Evidence of other crimes, wrongs, or acts is not admissible to prove the character of a person in order to show action in conformity therewith. It may, however, be admissible for other purposes, such as proof of motive, opportunity, intent, preparation, plan, knowledge, identity, or absence of mistake or accident."
The federal court record reflects that on May 2, 1986, in the circuit court of St. Clair County, Illinois, the appellant Connelly entered a guilty plea to a charge of robbery in connection with the October 4, 1985, Cahokia crime, in exchange for dismissal of the State's original charge of "home invasion." On July 5, 1986, the appellant was sentenced to three years probation based on his guilty plea. Under Illinois law, "A person commits robbery when he takes property from the person or presence of another by the use of force or by threatening the imminent use of force." Ill.Rev.Stat. ch. 38, p 18-1. Home invasion is defined as follows:
"a) A person who is not a peace officer acting in the line of duty commits home invasion when without authority he or she knowingly enters the dwelling place of another when he or she knows or has reason to know that one or more persons is present and
1) While armed with a dangerous weapon uses force or threatens the imminent use of force upon any person or persons within such dwelling place whether or not injury occurs, or
2) Intentionally causes any injury to any person or persons within such dwelling place."
Ill.Rev.Stat. ch. 38, p 12-11. We will hereafter refer to the Cahokia crime as a "home invasion," as the appellant was originally charged with that offense.
The court on two subsequent occasions gave the jury the above instruction, except that the subsequent jury charges advised the jury that they could consider evidence of the Cahokia crime on the questions of "identity, preparation and plan." (emphasis added) Connelly does not complain about the discrepancy in the jury instructions, thus we will not reach this issue
While it is not at issue in this case, we note in passing that the Supreme Court recently lowered the Shackleford standard requiring "clear and convincing" proof that the defendant committed the similar act, holding that similar act evidence should be admitted if there is "sufficient evidence" to support a finding by the jury that the defendant committed the similar act.
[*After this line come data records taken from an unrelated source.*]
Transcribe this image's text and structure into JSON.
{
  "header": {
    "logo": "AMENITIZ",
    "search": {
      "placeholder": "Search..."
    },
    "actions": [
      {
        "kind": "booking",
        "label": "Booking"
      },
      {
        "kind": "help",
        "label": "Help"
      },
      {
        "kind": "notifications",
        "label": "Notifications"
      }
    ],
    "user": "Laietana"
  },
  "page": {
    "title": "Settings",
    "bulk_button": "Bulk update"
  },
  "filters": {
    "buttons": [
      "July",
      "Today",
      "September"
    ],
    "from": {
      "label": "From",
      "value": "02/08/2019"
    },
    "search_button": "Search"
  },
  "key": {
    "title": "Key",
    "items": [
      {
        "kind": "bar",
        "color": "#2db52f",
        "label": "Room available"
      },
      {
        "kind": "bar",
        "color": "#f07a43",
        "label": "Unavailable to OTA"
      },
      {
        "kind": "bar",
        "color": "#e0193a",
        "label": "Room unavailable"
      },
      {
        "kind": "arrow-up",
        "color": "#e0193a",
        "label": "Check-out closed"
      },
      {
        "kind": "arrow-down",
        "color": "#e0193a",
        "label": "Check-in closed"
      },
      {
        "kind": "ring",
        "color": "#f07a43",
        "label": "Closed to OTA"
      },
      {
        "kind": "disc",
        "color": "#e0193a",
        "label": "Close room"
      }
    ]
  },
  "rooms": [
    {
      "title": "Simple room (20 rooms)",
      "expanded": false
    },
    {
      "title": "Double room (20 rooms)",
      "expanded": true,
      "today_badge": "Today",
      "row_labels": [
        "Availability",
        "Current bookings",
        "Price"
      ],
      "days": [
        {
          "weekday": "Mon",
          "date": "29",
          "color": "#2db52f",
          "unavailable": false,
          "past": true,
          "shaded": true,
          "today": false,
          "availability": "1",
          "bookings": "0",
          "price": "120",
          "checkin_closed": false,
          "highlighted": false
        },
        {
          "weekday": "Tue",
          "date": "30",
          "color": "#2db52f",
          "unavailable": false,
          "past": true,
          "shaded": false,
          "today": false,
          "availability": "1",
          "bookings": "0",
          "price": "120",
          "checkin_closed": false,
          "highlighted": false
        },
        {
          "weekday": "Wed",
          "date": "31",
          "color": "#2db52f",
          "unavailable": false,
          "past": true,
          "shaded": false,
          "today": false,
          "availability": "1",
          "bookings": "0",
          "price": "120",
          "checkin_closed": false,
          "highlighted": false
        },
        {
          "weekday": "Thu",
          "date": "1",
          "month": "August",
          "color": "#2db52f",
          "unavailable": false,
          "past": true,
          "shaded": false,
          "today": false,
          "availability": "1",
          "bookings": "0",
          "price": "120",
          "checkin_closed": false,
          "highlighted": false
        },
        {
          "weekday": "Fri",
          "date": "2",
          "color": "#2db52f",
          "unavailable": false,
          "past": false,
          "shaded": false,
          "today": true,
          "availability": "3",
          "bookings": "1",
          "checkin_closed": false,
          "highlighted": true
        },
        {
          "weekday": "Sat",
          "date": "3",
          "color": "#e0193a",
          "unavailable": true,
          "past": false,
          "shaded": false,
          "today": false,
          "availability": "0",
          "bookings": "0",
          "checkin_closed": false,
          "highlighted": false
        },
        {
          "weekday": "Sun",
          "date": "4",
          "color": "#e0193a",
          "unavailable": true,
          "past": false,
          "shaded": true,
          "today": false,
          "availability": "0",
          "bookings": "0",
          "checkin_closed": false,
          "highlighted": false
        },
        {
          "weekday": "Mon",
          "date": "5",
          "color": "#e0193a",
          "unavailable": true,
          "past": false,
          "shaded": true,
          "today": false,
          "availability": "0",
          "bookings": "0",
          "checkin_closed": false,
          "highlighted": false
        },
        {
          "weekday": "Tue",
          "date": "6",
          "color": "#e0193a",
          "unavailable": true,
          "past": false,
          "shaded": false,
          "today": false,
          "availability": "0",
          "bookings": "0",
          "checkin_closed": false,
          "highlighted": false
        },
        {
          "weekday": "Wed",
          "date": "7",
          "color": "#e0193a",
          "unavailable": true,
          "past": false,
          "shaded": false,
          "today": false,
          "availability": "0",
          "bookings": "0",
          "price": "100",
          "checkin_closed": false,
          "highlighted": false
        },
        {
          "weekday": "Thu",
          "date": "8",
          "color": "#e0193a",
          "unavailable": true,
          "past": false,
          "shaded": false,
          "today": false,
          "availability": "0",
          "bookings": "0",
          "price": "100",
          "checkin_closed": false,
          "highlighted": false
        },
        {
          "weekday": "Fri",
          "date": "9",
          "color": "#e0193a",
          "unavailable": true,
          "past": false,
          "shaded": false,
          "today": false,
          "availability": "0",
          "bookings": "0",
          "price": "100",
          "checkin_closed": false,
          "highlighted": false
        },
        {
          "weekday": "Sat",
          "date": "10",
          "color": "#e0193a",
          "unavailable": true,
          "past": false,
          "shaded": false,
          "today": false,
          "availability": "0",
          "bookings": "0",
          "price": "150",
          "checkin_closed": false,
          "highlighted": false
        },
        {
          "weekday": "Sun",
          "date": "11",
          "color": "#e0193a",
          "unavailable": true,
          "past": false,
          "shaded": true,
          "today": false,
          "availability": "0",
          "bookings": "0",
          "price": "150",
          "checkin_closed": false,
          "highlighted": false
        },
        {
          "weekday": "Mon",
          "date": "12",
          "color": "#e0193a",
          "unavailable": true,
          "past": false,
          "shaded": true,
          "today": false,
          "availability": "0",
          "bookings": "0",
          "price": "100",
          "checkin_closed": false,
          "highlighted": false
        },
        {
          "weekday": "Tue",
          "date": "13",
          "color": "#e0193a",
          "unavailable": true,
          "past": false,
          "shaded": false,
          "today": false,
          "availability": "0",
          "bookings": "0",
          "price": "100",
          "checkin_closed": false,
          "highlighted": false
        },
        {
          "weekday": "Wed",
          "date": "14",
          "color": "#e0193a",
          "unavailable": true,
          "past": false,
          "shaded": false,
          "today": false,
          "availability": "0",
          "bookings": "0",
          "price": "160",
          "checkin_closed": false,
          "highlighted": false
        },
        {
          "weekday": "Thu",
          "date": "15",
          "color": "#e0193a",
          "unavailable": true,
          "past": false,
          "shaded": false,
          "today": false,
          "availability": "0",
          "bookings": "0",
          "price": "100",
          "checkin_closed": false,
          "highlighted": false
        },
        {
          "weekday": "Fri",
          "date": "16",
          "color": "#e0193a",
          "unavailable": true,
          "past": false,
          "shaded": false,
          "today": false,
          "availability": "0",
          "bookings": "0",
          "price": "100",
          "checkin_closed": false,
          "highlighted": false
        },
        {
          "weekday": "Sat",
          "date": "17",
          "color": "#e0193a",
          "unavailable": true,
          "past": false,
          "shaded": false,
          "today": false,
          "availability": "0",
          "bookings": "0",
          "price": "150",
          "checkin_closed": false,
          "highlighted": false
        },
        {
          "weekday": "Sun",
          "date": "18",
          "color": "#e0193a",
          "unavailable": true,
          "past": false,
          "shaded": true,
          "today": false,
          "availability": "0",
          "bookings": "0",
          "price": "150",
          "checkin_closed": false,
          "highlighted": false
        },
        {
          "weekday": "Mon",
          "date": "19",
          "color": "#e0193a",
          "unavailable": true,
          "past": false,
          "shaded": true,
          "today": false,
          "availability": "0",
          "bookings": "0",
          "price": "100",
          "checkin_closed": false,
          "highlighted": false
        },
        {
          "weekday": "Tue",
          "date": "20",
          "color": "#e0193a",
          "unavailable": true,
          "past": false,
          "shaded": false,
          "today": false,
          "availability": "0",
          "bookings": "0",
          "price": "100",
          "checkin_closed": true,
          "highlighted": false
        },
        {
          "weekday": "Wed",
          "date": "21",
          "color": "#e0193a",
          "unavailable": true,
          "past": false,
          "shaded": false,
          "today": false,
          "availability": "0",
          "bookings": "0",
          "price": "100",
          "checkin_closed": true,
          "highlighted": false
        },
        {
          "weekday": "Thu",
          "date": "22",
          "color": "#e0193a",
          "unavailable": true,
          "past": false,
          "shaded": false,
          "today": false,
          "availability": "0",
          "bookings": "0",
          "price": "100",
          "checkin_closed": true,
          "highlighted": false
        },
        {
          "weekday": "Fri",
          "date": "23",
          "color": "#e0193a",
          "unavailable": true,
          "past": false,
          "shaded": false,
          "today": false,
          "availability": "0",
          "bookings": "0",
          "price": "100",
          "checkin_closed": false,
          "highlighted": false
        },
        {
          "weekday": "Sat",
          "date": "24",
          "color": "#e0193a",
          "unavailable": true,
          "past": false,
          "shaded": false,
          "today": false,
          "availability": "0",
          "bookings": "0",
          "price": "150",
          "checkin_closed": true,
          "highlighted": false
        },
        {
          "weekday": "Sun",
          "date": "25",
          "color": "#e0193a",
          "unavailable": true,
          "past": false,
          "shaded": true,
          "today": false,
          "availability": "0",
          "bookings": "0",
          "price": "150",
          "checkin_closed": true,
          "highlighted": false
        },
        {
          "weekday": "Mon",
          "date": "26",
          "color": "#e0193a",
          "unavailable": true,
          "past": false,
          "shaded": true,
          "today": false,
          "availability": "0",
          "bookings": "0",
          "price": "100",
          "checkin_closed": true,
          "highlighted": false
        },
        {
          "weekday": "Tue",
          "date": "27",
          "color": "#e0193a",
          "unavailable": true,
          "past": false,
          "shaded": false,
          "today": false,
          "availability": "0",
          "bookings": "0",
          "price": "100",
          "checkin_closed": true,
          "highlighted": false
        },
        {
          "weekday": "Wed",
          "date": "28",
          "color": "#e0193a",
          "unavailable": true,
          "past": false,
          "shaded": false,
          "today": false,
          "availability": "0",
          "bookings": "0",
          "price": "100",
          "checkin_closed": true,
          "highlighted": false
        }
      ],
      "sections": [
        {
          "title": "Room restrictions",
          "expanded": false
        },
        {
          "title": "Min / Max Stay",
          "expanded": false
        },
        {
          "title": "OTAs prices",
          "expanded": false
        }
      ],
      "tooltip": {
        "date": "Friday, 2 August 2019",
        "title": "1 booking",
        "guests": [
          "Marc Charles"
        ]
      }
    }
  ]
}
Huddleston v. United States, 485 U.S. 681, 108 S. Ct. 1496, 1499, 99 L. Ed. 2d 771 (1988)
Black's Law Dictionary 708 (5th ed. 1979) defines "in limine " to mean "on or at the threshold; at the very beginning; preliminarily."
Rule 404(b) does not specifically enumerate "modus operandi " proof as an exception for similar act evidence but this court has approved the introduction of modus operandi evidence under the "identity" exception to Rule 404(b) (see, e.g., United States v. Beasley, 809 F.2d 1273, 1277 (7th Cir. 1987); see also C. Wright & K. Graham, 22 Federal Practice and Procedure Sec. 5246 (1978)) and at least one commentator has discussed modus operandi evidence under both the "identity" and "plan" exceptions (see J. Weinstein & M. Berger, 2 Weinstein's Evidence p 404 P. 404-112 and p 404 P. 404-127 (1988)). The government offered its similar act evidence under the identity, preparation and plan exceptions, but in its brief refers to it as modus operandi evidence. We are in agreement that the "identity" exception is most applicable to evidence offered as proof of modus operandi
In its pretrial memorandum supporting the introduction of evidence of the Cahokia home invasion, the government represented that each of the crimes, the Cahokia home invasion and the CMC armed robbery, involved the use of multiple vehicles. On appeal, the government abandoned its reliance on the use of multiple vehicles as a factor in establishing modus operandi